▶ **ABOUT THIS TASK**
In the listing that follows, how many lines contain "data"? Give the number only.

= Beginning of Section =

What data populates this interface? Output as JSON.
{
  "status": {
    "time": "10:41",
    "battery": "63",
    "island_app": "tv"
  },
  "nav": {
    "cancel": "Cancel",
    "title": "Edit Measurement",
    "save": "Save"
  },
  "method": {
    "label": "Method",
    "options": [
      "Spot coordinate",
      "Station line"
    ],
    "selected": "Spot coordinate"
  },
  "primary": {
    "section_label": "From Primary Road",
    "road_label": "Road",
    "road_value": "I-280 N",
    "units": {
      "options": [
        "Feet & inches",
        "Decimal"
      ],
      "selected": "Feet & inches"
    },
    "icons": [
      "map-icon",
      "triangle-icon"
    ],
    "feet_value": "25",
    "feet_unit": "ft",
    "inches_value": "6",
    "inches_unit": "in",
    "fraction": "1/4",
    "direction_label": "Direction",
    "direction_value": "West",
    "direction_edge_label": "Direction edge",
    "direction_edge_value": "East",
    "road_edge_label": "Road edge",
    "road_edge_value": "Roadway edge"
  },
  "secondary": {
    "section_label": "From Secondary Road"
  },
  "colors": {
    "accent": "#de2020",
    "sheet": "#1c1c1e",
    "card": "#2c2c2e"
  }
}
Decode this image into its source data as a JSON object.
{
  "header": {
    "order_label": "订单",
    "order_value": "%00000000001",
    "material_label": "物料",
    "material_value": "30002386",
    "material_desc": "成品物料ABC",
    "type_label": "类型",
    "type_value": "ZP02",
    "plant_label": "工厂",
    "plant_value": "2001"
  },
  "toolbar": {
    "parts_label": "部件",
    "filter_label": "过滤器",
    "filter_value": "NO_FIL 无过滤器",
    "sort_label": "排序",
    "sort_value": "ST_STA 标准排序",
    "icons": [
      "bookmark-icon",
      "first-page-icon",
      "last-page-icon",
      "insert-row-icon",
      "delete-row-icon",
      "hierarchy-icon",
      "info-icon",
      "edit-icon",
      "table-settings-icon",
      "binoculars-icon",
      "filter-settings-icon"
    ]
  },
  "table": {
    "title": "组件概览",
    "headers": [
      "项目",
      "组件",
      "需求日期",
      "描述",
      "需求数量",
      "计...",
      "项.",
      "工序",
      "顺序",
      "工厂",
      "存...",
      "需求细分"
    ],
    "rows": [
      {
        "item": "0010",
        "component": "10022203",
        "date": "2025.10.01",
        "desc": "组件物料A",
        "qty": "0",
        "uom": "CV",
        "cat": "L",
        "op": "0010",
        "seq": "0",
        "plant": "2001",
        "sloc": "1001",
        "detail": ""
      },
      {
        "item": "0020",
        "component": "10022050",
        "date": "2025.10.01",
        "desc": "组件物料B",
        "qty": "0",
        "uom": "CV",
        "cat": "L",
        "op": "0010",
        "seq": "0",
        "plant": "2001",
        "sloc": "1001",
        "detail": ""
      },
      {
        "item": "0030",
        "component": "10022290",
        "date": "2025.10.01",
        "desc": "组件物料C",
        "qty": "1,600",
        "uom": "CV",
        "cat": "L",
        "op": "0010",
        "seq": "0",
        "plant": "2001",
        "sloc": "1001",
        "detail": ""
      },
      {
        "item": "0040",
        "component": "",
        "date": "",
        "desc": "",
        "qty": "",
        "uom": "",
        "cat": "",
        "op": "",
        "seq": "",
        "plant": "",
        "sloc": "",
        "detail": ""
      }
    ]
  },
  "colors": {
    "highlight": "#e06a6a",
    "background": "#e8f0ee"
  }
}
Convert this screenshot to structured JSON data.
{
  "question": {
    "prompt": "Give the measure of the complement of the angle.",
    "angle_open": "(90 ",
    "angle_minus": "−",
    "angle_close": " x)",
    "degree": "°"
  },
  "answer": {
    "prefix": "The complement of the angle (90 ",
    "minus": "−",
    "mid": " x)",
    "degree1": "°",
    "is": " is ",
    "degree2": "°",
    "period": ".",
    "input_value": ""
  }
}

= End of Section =

▶ **SOLUTION FOR THIS TASK**
3